The Solidarity Party of Afghanistan is against the occupation by US and NATO forces. We consider the current Afghan government a ‘puppet government’ controlled by the US/NATO occupiers and also consider it a terror government. Our party calls for the persecution of war criminals in the country that have perpetrated crimes against the Afghan people, from the Soviets to the Mujahideen to the Taliban to US forces. The Solidarity Party believes in gender equality and that true revolution in Afghanistan can only be attained if both women and men have equal voices and participation. Our goal is to free Afghanistan from foreign influence.

Can you tell me about your relationship with Italian activist groups, including CISDA?

The Solidarity Party of Afghanistan believes in the power of internationalism and solidarity. I believe that progressive forces can work together no matter their location, which has been our case working with progressive activists in Italy. They can amplify our message by spreading it to their country and they can also put pressure on their government, which has a lot of influence in Afghanistan.

How important is the international network you’ve created around the world? Was it difficult to make it?

Progressive forces can work together from around the world because they share the same ideology. Common ideology is what’s important and it’s what brought this international network together. Having that commonality has made building our network easy.

Where do you draw your strength and courage from to do this work?

I know how strong our desire is, as a people, to be rid of violence. Having witnessed the violence and suffering in our country firsthand, I know exactly why I must find the strength to change things in my country. I know that the people of Afghanistan support me, and we are on the same side, as I am constantly receiving support and encouragement even from simple emails and Facebook messages. The people of Afghanistan are tired of the violence.

What is your message to the average western citizen who doesn’t know much about the current situation in Afghanistan?

So much of the international solidarity our party receives is from ordinary western citizens. There is a big difference between the government occupiers of Afghanistan and the citizens of those countries. Your duty is to put pressure on your government to stop their involvement in Afghanistan, and you have the right to demand your tax money is not spent funding war.

For example, CISDA organized a national protest of Afghan warlord-turned-parliamentarian Mohammed Mohaqiq‘s visit to Italy. Many war criminals that now hold power travel in and out of the West on dual passports. Citizen mobilizing to prevent their entrance into western countries brings awareness and shows governments that their citizens won’t stand for it.

How do you feel about peace-building prospects in Afghanistan’s future? Are women situated to be part of the peace-building process?

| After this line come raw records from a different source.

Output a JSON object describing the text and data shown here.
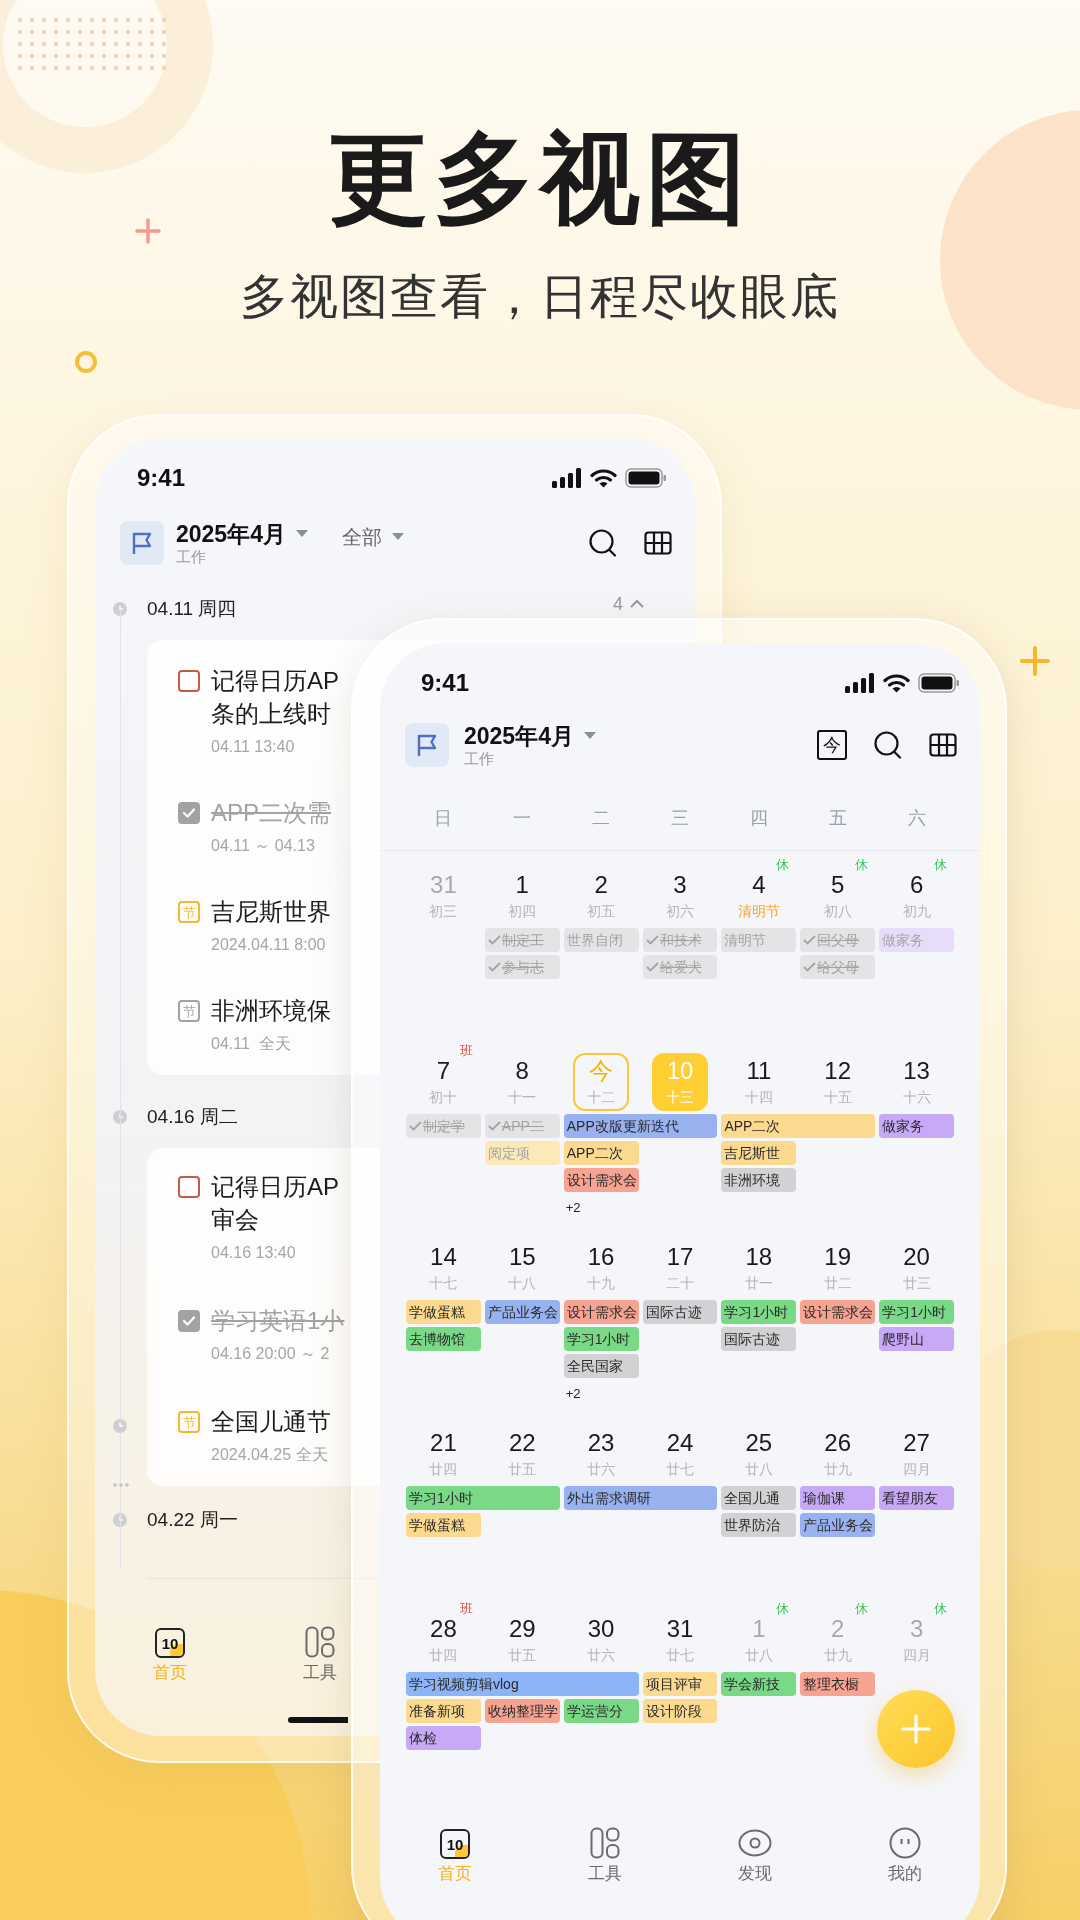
{
  "headline": {
    "title": "更多视图",
    "subtitle": "多视图查看，日程尽收眼底"
  },
  "back_phone": {
    "status_time": "9:41",
    "header": {
      "title": "2025年4月",
      "subtitle": "工作",
      "filter": "全部"
    },
    "groups": [
      {
        "date": "04.11 周四",
        "count": "4",
        "items": [
          {
            "kind": "task",
            "checked": false,
            "title_lines": [
              "记得日历AP",
              "条的上线时"
            ],
            "time": "04.11 13:40"
          },
          {
            "kind": "task",
            "checked": true,
            "title_lines": [
              "APP二次需"
            ],
            "time": "04.11 ～ 04.13"
          },
          {
            "kind": "holiday",
            "icon_text": "节",
            "color": "#f5b72e",
            "title_lines": [
              "吉尼斯世界"
            ],
            "time": "2024.04.11 8:00"
          },
          {
            "kind": "holiday",
            "icon_text": "节",
            "color": "#a3a3a3",
            "title_lines": [
              "非洲环境保"
            ],
            "time": "04.11  全天"
          }
        ]
      },
      {
        "date": "04.16 周二",
        "items": [
          {
            "kind": "task",
            "checked": false,
            "title_lines": [
              "记得日历AP",
              "审会"
            ],
            "time": "04.16 13:40"
          },
          {
            "kind": "task",
            "checked": true,
            "title_lines": [
              "学习英语1小"
            ],
            "time": "04.16 20:00 ～ 2"
          },
          {
            "kind": "holiday",
            "icon_text": "节",
            "color": "#f5b72e",
            "title_lines": [
              "全国儿通节"
            ],
            "time": "2024.04.25 全天"
          }
        ]
      },
      {
        "date": "04.22 周一"
      }
    ],
    "nav": [
      {
        "label": "首页",
        "selected": true,
        "kind": "calendar",
        "icon_text": "10"
      },
      {
        "label": "工具",
        "selected": false,
        "kind": "tools"
      }
    ]
  },
  "front_phone": {
    "status_time": "9:41",
    "header": {
      "title": "2025年4月",
      "subtitle": "工作",
      "today_icon_text": "今"
    },
    "weekdays": [
      "日",
      "一",
      "二",
      "三",
      "四",
      "五",
      "六"
    ],
    "weeks": [
      {
        "days": [
          {
            "date": "31",
            "lunar": "初三",
            "kind": "faded",
            "selected": false
          },
          {
            "date": "1",
            "lunar": "初四",
            "kind": "plain",
            "selected": false,
            "events": [
              {
                "kind": "done",
                "text": "制定工",
                "color": "#e4e4e7"
              },
              {
                "kind": "done",
                "text": "参与志",
                "color": "#e4e4e7"
              }
            ]
          },
          {
            "date": "2",
            "lunar": "初五",
            "kind": "plain",
            "selected": false,
            "events": [
              {
                "kind": "past",
                "text": "世界自闭",
                "color": "#e4e4e7"
              }
            ]
          },
          {
            "date": "3",
            "lunar": "初六",
            "kind": "plain",
            "selected": false,
            "events": [
              {
                "kind": "done",
                "text": "和技术",
                "color": "#e4e4e7"
              },
              {
                "kind": "done",
                "text": "给爱犬",
                "color": "#e4e4e7"
              }
            ]
          },
          {
            "date": "4",
            "lunar": "清明节",
            "kind": "festival",
            "selected": false,
            "badge": {
              "text": "休",
              "kind": "rest"
            },
            "events": [
              {
                "kind": "past",
                "text": "清明节",
                "color": "#e4e4e7"
              }
            ]
          },
          {
            "date": "5",
            "lunar": "初八",
            "kind": "plain",
            "selected": false,
            "badge": {
              "text": "休",
              "kind": "rest"
            },
            "events": [
              {
                "kind": "done",
                "text": "回父母",
                "color": "#e4e4e7"
              },
              {
                "kind": "done",
                "text": "给父母",
                "color": "#e4e4e7"
              }
            ]
          },
          {
            "date": "6",
            "lunar": "初九",
            "kind": "plain",
            "selected": false,
            "badge": {
              "text": "休",
              "kind": "rest"
            },
            "events": [
              {
                "kind": "past",
                "text": "做家务",
                "color": "#e7ddfb"
              }
            ]
          }
        ]
      },
      {
        "days": [
          {
            "date": "7",
            "lunar": "初十",
            "kind": "plain",
            "selected": false,
            "badge": {
              "text": "班",
              "kind": "work"
            },
            "events": [
              {
                "kind": "done",
                "text": "制定学",
                "color": "#e4e4e7"
              }
            ]
          },
          {
            "date": "8",
            "lunar": "十一",
            "kind": "plain",
            "selected": false,
            "events": [
              {
                "kind": "done",
                "text": "APP二",
                "color": "#e4e4e7"
              },
              {
                "kind": "past",
                "text": "阅定项",
                "color": "#fbe9b8"
              }
            ]
          },
          {
            "date": "今",
            "lunar": "十二",
            "kind": "today",
            "selected": false,
            "more": "+2",
            "events": [
              {
                "kind": "event",
                "text": "APP改版更新迭代",
                "color": "#98b1ef"
              },
              {
                "kind": "event",
                "text": "APP二次",
                "color": "#fbd98f"
              },
              {
                "kind": "event",
                "text": "设计需求会",
                "color": "#f7a392"
              }
            ]
          },
          {
            "date": "10",
            "lunar": "十三",
            "kind": "plain",
            "selected": true,
            "events": [
              {
                "kind": "continued"
              }
            ]
          },
          {
            "date": "11",
            "lunar": "十四",
            "kind": "plain",
            "selected": false,
            "events": [
              {
                "kind": "event",
                "text": "APP二次",
                "color": "#fbd98f"
              },
              {
                "kind": "event",
                "text": "吉尼斯世",
                "color": "#fbd98f"
              },
              {
                "kind": "event",
                "text": "非洲环境",
                "color": "#d2d2d4"
              }
            ]
          },
          {
            "date": "12",
            "lunar": "十五",
            "kind": "plain",
            "selected": false,
            "events": [
              {
                "kind": "continued"
              }
            ]
          },
          {
            "date": "13",
            "lunar": "十六",
            "kind": "plain",
            "selected": false,
            "events": [
              {
                "kind": "event",
                "text": "做家务",
                "color": "#c8a9f7"
              }
            ]
          }
        ]
      },
      {
        "days": [
          {
            "date": "14",
            "lunar": "十七",
            "kind": "plain",
            "selected": false,
            "events": [
              {
                "kind": "event",
                "text": "学做蛋糕",
                "color": "#fbd98f"
              },
              {
                "kind": "event",
                "text": "去博物馆",
                "color": "#79d987"
              }
            ]
          },
          {
            "date": "15",
            "lunar": "十八",
            "kind": "plain",
            "selected": false,
            "events": [
              {
                "kind": "event",
                "text": "产品业务会",
                "color": "#98b1ef"
              }
            ]
          },
          {
            "date": "16",
            "lunar": "十九",
            "kind": "plain",
            "selected": false,
            "more": "+2",
            "events": [
              {
                "kind": "event",
                "text": "设计需求会",
                "color": "#f7a392"
              },
              {
                "kind": "event",
                "text": "学习1小时",
                "color": "#79d987"
              },
              {
                "kind": "event",
                "text": "全民国家",
                "color": "#d2d2d4"
              }
            ]
          },
          {
            "date": "17",
            "lunar": "二十",
            "kind": "plain",
            "selected": false,
            "events": [
              {
                "kind": "event",
                "text": "国际古迹",
                "color": "#d2d2d4"
              }
            ]
          },
          {
            "date": "18",
            "lunar": "廿一",
            "kind": "plain",
            "selected": false,
            "events": [
              {
                "kind": "event",
                "text": "学习1小时",
                "color": "#79d987"
              },
              {
                "kind": "event",
                "text": "国际古迹",
                "color": "#d2d2d4"
              }
            ]
          },
          {
            "date": "19",
            "lunar": "廿二",
            "kind": "plain",
            "selected": false,
            "events": [
              {
                "kind": "event",
                "text": "设计需求会",
                "color": "#f7a392"
              }
            ]
          },
          {
            "date": "20",
            "lunar": "廿三",
            "kind": "plain",
            "selected": false,
            "events": [
              {
                "kind": "event",
                "text": "学习1小时",
                "color": "#79d987"
              },
              {
                "kind": "event",
                "text": "爬野山",
                "color": "#c8a9f7"
              }
            ]
          }
        ]
      },
      {
        "days": [
          {
            "date": "21",
            "lunar": "廿四",
            "kind": "plain",
            "selected": false,
            "events": [
              {
                "kind": "event",
                "text": "学习1小时",
                "color": "#79d987"
              },
              {
                "kind": "event",
                "text": "学做蛋糕",
                "color": "#fbd98f"
              }
            ]
          },
          {
            "date": "22",
            "lunar": "廿五",
            "kind": "plain",
            "selected": false,
            "events": [
              {
                "kind": "continued"
              }
            ]
          },
          {
            "date": "23",
            "lunar": "廿六",
            "kind": "plain",
            "selected": false,
            "events": [
              {
                "kind": "event",
                "text": "外出需求调研",
                "color": "#98b1ef"
              }
            ]
          },
          {
            "date": "24",
            "lunar": "廿七",
            "kind": "plain",
            "selected": false,
            "events": [
              {
                "kind": "continued"
              }
            ]
          },
          {
            "date": "25",
            "lunar": "廿八",
            "kind": "plain",
            "selected": false,
            "events": [
              {
                "kind": "event",
                "text": "全国儿通",
                "color": "#d2d2d4"
              },
              {
                "kind": "event",
                "text": "世界防治",
                "color": "#d2d2d4"
              }
            ]
          },
          {
            "date": "26",
            "lunar": "廿九",
            "kind": "plain",
            "selected": false,
            "events": [
              {
                "kind": "event",
                "text": "瑜伽课",
                "color": "#c8a9f7"
              },
              {
                "kind": "event",
                "text": "产品业务会",
                "color": "#98b1ef"
              }
            ]
          },
          {
            "date": "27",
            "lunar": "四月",
            "kind": "plain",
            "selected": false,
            "events": [
              {
                "kind": "event",
                "text": "看望朋友",
                "color": "#c8a9f7"
              }
            ]
          }
        ]
      },
      {
        "days": [
          {
            "date": "28",
            "lunar": "廿四",
            "kind": "plain",
            "selected": false,
            "badge": {
              "text": "班",
              "kind": "work"
            },
            "events": [
              {
                "kind": "event",
                "text": "学习视频剪辑vlog",
                "color": "#8cb4f6"
              },
              {
                "kind": "event",
                "text": "准备新项",
                "color": "#fbd98f"
              },
              {
                "kind": "event",
                "text": "体检",
                "color": "#c8a9f7"
              }
            ]
          },
          {
            "date": "29",
            "lunar": "廿五",
            "kind": "plain",
            "selected": false,
            "events": [
              {
                "kind": "continued"
              },
              {
                "kind": "event",
                "text": "收纳整理学",
                "color": "#f7a392"
              }
            ]
          },
          {
            "date": "30",
            "lunar": "廿六",
            "kind": "plain",
            "selected": false,
            "events": [
              {
                "kind": "continued"
              },
              {
                "kind": "event",
                "text": "学运营分",
                "color": "#79d987"
              }
            ]
          },
          {
            "date": "31",
            "lunar": "廿七",
            "kind": "plain",
            "selected": false,
            "events": [
              {
                "kind": "event",
                "text": "项目评审",
                "color": "#fbd98f"
              },
              {
                "kind": "event",
                "text": "设计阶段",
                "color": "#fbd98f"
              }
            ]
          },
          {
            "date": "1",
            "lunar": "廿八",
            "kind": "faded",
            "selected": false,
            "badge": {
              "text": "休",
              "kind": "rest"
            },
            "events": [
              {
                "kind": "event",
                "text": "学会新技",
                "color": "#79d987"
              }
            ]
          },
          {
            "date": "2",
            "lunar": "廿九",
            "kind": "faded",
            "selected": false,
            "badge": {
              "text": "休",
              "kind": "rest"
            },
            "events": [
              {
                "kind": "event",
                "text": "整理衣橱",
                "color": "#f7a392"
              }
            ]
          },
          {
            "date": "3",
            "lunar": "四月",
            "kind": "faded",
            "selected": false,
            "badge": {
              "text": "休",
              "kind": "rest"
            }
          }
        ]
      }
    ],
    "nav": [
      {
        "label": "首页",
        "selected": true,
        "kind": "calendar",
        "icon_text": "10"
      },
      {
        "label": "工具",
        "selected": false,
        "kind": "tools"
      },
      {
        "label": "发现",
        "selected": false,
        "kind": "discover"
      },
      {
        "label": "我的",
        "selected": false,
        "kind": "profile"
      }
    ]
  }
}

The country is thirsty for peace, but to have true peace there must be justice. Justice is key to hold responsible those who have committed violence and atrocities. Current attempts at peace building by the US, NATO and the Afghan government have war criminals at the table, which is meaningless. For example the government invited a warlord commonly known as “the butcher of Kabul”, Gulbuddin Hekmatyar, to peace talks. In reality, little progress towards peace has been made in this way. It won’t change unless we make justice a part of the peace process.

Women’s participation is crucial to justice and peace in Afghanistan. Fundamentalism, one of Afghanistan’s greatest barriers to peace, can only be fought by both genders. So far women have been used more as showpieces to fake the illusion of progress, and in reality little progress towards gender parity and peace have been made. I am skeptical when ‘women’s rights’ are used to justify government actions, as women are rarely involved and often it’s only to gain funding.